Following an outbreak in early 2006 of the mosquito-borne virus, Chikungunya, in the Indian Ocean island of Reunion, a French overseas department, Seychelles and Mauritius, the number of reported new cases is now declining. However, many cases may not be reported to health or government officials. Symptoms of the disease include fever, severe rash and painful and debilitating joint ache. The disease is transmitted by the bite of an infected mosquito and is potentially fatal to the very young, the elderly and people with compromised immune systems.
The above is an official travel warning to travellers to Mauritius by the Australian government.
Reunion also has officially reported deaths resulting from chikungunya according to various sources (a simple web search will confirm to anyone interested).
Again, I will state and confirm, we have had a relative die from complications as a result of chikungunya. I personally attended the funeral of the relative.
One would have to be very, very naive indeed to think the Mauritian chikungunya is any different to the chikungunya experienced elsewhere. But then that's probably what the failure to report true figures and the lying by omission is hoping to achieve.
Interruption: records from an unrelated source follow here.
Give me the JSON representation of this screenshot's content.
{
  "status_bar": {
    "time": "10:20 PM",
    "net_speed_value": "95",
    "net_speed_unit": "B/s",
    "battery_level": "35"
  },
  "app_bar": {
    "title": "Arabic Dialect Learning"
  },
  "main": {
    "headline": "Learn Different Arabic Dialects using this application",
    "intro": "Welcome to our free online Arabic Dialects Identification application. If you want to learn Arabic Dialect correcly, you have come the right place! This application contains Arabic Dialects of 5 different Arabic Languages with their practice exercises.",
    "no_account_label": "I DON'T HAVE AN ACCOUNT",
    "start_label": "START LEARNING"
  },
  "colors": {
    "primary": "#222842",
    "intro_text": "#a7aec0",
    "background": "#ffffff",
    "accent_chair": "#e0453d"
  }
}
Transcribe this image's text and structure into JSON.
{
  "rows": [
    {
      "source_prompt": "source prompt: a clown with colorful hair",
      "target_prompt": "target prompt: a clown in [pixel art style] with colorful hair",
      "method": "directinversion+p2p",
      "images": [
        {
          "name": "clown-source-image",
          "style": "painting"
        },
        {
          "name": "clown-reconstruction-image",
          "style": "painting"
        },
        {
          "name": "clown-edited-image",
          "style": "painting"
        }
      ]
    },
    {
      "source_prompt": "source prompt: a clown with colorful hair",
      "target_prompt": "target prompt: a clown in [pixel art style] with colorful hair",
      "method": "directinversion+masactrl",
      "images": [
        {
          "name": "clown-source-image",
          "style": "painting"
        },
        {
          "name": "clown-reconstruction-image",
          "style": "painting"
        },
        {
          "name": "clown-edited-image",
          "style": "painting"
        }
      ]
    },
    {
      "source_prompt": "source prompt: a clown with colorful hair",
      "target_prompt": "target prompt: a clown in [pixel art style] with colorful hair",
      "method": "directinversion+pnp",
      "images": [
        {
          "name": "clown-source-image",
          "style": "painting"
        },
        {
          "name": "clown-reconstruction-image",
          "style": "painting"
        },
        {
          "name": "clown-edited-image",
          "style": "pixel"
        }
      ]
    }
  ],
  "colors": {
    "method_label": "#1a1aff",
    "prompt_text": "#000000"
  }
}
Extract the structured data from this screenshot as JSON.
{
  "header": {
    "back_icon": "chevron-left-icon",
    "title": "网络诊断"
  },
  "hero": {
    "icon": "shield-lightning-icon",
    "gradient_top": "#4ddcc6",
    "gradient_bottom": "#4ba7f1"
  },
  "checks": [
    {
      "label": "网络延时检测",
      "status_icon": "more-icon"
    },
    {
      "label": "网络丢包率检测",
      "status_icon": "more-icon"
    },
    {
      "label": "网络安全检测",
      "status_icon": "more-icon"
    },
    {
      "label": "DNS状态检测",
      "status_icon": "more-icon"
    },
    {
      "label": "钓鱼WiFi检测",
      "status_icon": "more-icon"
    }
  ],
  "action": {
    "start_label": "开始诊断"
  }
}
It is clearly and unarguably a virus which can be fatal. It is of course not fatal to the majority who get the virus and I stand by what I said previously - with proper care you can minimise the risk.